Study material:
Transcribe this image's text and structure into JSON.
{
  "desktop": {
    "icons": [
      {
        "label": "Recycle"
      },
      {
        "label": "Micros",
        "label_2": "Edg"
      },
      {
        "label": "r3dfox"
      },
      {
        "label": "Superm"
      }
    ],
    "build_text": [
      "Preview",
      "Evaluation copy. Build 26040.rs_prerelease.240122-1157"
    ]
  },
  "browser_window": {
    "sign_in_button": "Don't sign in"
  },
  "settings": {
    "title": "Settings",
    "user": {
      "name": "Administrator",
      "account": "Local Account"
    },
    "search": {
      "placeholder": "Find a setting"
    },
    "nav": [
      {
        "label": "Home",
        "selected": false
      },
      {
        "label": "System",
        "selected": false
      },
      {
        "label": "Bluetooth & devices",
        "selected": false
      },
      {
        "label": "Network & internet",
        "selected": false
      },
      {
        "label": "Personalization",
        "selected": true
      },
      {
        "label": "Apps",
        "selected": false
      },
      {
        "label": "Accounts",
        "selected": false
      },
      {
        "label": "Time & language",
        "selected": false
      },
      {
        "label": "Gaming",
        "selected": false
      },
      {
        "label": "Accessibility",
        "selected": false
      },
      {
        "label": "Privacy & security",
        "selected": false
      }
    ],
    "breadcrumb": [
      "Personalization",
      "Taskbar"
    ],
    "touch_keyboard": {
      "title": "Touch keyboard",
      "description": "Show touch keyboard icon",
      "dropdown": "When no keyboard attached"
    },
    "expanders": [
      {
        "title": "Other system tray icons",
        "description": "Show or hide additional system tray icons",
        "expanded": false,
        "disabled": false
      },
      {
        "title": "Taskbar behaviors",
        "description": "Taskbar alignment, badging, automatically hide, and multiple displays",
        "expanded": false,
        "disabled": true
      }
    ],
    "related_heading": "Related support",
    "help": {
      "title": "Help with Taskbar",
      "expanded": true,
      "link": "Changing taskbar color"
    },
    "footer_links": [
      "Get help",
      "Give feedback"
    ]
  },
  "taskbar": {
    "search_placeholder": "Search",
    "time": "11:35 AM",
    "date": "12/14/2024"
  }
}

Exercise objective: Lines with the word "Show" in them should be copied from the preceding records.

Result of this task:
      "description": "Show touch keyboard icon",
        "description": "Show or hide additional system tray icons",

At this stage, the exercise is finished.